FWIW I was referring to the knee strike at the beginning of Seisan.
I caught that in the beginning, Dana. But it was still fun running with the discussion.
To be precise, I've always viewed the first knee technique (from crane-on-a-rock posture) to be more tsuki than uchi, and the second one the other way around. But there are exceptions to this rule - particularly in regards to a female applying the move to a taller male.
That's why I like the word "thingie" to describe movements. Circle thingie after lower hand swings. That ain't a block!!!!
These movements can be lots of different things.
Do they matter?
In my view, that's a provocative question with no simple answer.
I am pleased there are people such as Toyama Sensei who persevere to preserve something "as they were taught." For historical and anthropologic reasons, this is important.
On the other hand, what is it that we are trying to preserve? Is it the specific moves and/or specific sequences, or the principles that the patterns attempt to codify in a moving reference book?
Even The Handbook of Chemistry and Physics
is a fluid document. Do we really need pages and pages of trig and log tables now that we have calculators? We're killing a lot of trees and making a book bigger than it needs to be by having those sections, right? Frankly if it wasn't for the HP45 calculator coming out when it did, I might have left engineering althogether.
There is value in me being able to grab my gi and meet Dana at a shopping mall to do an impromptu demonstration. The fact that we've kept something
relatively stable is useful.
However as Dana put it...
But without significant, accurate hisorical evidence, there's no way of knowing if the kata you received was already changed before you got there.
I'll go one step farther. Assuming that Shushiwa didn't go to the mountain to retrieve tablets from above on the kata, we have to assume that what we have is a distant offspring of many individuals' creative works. And if you view kata in the Fuzhou region today, you see no Uechi Seisan.
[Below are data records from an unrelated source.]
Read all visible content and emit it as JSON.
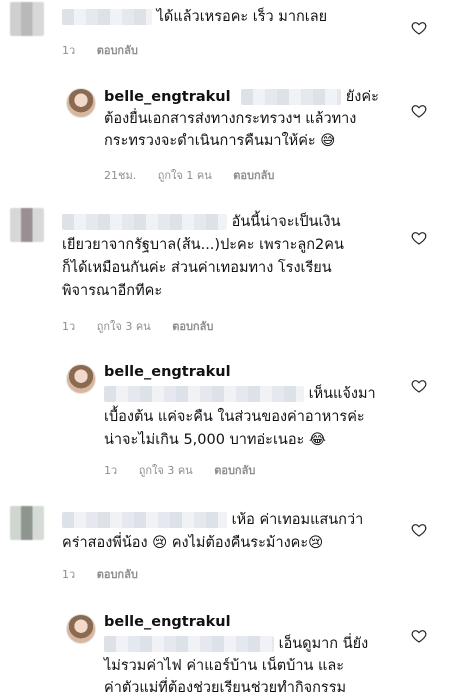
{
  "comments": [
    {
      "lines": [
        "ได้แล้วเหรอคะ  เร็ว มากเลย"
      ],
      "time": "1ว",
      "likes": "",
      "reply": "ตอบกลับ"
    },
    {
      "username": "belle_engtrakul",
      "lines": [
        "ยังค่ะ",
        "ต้องยื่นเอกสารส่งทางกระทรวงฯ แล้วทาง",
        "กระทรวงจะดำเนินการคืนมาให้ค่ะ 😅"
      ],
      "time": "21ชม.",
      "likes": "ถูกใจ 1 คน",
      "reply": "ตอบกลับ"
    },
    {
      "lines": [
        "อันนี้น่าจะเป็นเงิน",
        "เยียวยาจากรัฐบาล(ส้น...)ปะคะ เพราะลูก2คน",
        "ก็ได้เหมือนกันค่ะ ส่วนค่าเทอมทาง โรงเรียน",
        "พิจารณาอีกทีคะ"
      ],
      "time": "1ว",
      "likes": "ถูกใจ 3 คน",
      "reply": "ตอบกลับ"
    },
    {
      "username": "belle_engtrakul",
      "lines": [
        "เห็นแจ้งมา",
        "เบื้องต้น แค่จะคืน ในส่วนของค่าอาหารค่ะ",
        "น่าจะไม่เกิน 5,000 บาทอ่ะเนอะ 😂"
      ],
      "time": "1ว",
      "likes": "ถูกใจ 3 คน",
      "reply": "ตอบกลับ"
    },
    {
      "lines": [
        "เห้อ ค่าเทอมแสนกว่า",
        "คร่าสองพี่น้อง 😢  คงไม่ต้องคืนระม้างคะ😢"
      ],
      "time": "1ว",
      "likes": "",
      "reply": "ตอบกลับ"
    },
    {
      "username": "belle_engtrakul",
      "lines": [
        "เอ็นดูมาก นี่ยัง",
        "ไม่รวมค่าไฟ ค่าแอร์บ้าน เน็ตบ้าน และ",
        "ค่าตัวแม่ที่ต้องช่วยเรียนช่วยทำกิจกรรม"
      ]
    }
  ],
  "colors": {
    "meta": "#8e8e8e",
    "heart": "#262626"
  },
  "icons": {
    "like": "heart-outline-icon"
  }
}
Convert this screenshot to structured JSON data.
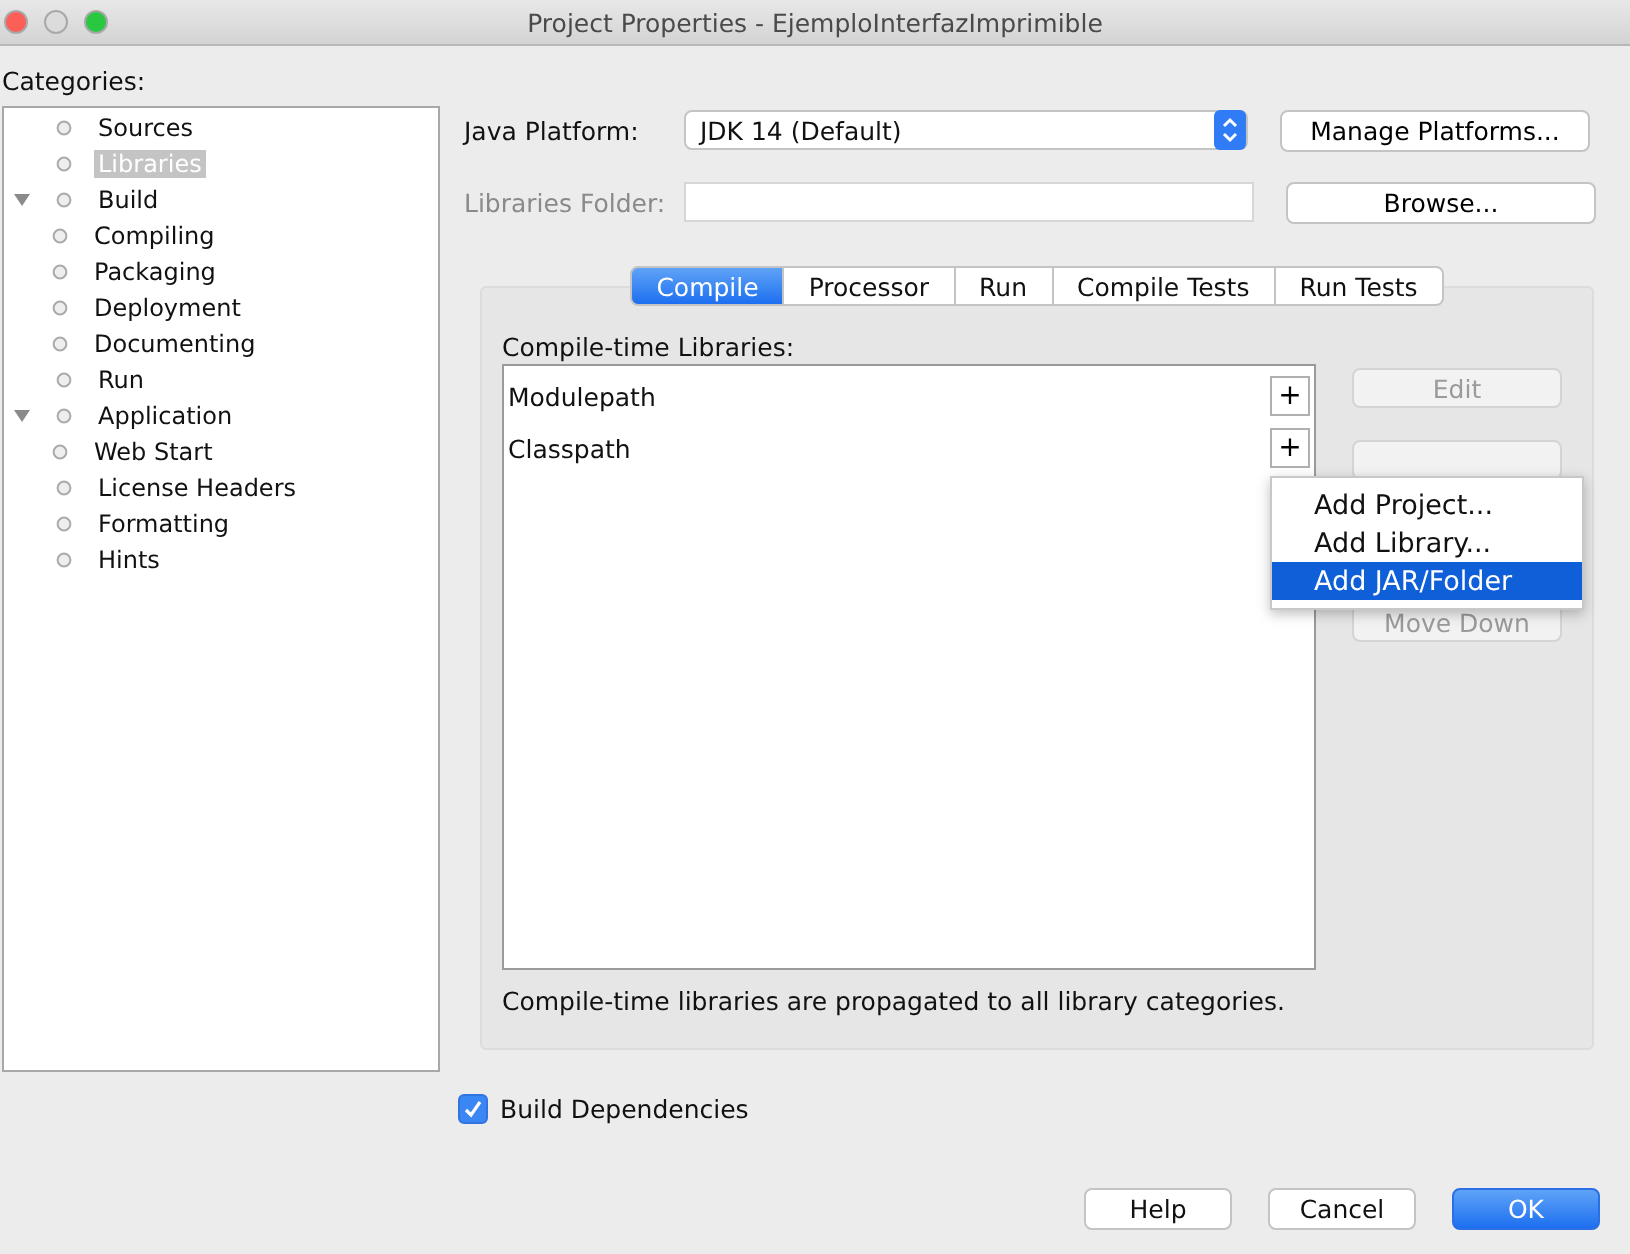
{
  "window": {
    "title": "Project Properties - EjemploInterfazImprimible"
  },
  "categories": {
    "label": "Categories:",
    "items": [
      {
        "label": "Sources",
        "selected": false
      },
      {
        "label": "Libraries",
        "selected": true
      },
      {
        "label": "Build",
        "selected": false,
        "expanded": true,
        "children": [
          {
            "label": "Compiling",
            "selected": false
          },
          {
            "label": "Packaging",
            "selected": false
          },
          {
            "label": "Deployment",
            "selected": false
          },
          {
            "label": "Documenting",
            "selected": false
          }
        ]
      },
      {
        "label": "Run",
        "selected": false
      },
      {
        "label": "Application",
        "selected": false,
        "expanded": true,
        "children": [
          {
            "label": "Web Start",
            "selected": false
          }
        ]
      },
      {
        "label": "License Headers",
        "selected": false
      },
      {
        "label": "Formatting",
        "selected": false
      },
      {
        "label": "Hints",
        "selected": false
      }
    ]
  },
  "java_platform": {
    "label": "Java Platform:",
    "value": "JDK 14 (Default)",
    "button": "Manage Platforms..."
  },
  "libraries_folder": {
    "label": "Libraries Folder:",
    "disabled": true,
    "button": "Browse..."
  },
  "tabs": [
    {
      "label": "Compile",
      "selected": true
    },
    {
      "label": "Processor",
      "selected": false
    },
    {
      "label": "Run",
      "selected": false
    },
    {
      "label": "Compile Tests",
      "selected": false
    },
    {
      "label": "Run Tests",
      "selected": false
    }
  ],
  "compile_libraries": {
    "label": "Compile-time Libraries:",
    "entries": [
      {
        "label": "Modulepath",
        "add": "+"
      },
      {
        "label": "Classpath",
        "add": "+"
      }
    ],
    "side_buttons": [
      {
        "label": "Edit",
        "disabled": true
      },
      {
        "label": "Move Down",
        "disabled": true
      }
    ],
    "note": "Compile-time libraries are propagated to all library categories."
  },
  "popup_menu": [
    {
      "label": "Add Project...",
      "selected": false
    },
    {
      "label": "Add Library...",
      "selected": false
    },
    {
      "label": "Add JAR/Folder",
      "selected": true
    }
  ],
  "build_dependencies": {
    "label": "Build Dependencies",
    "checked": true
  },
  "buttons": [
    {
      "label": "Help",
      "primary": false
    },
    {
      "label": "Cancel",
      "primary": false
    },
    {
      "label": "OK",
      "primary": true
    }
  ]
}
But you see "it" reflected in places here and there.
Would the last choreographer of "our" version of Seisan - likely one in a long line of choreographers - be mildly amused at our efforts to preserve what we think "it" is? Food for thought.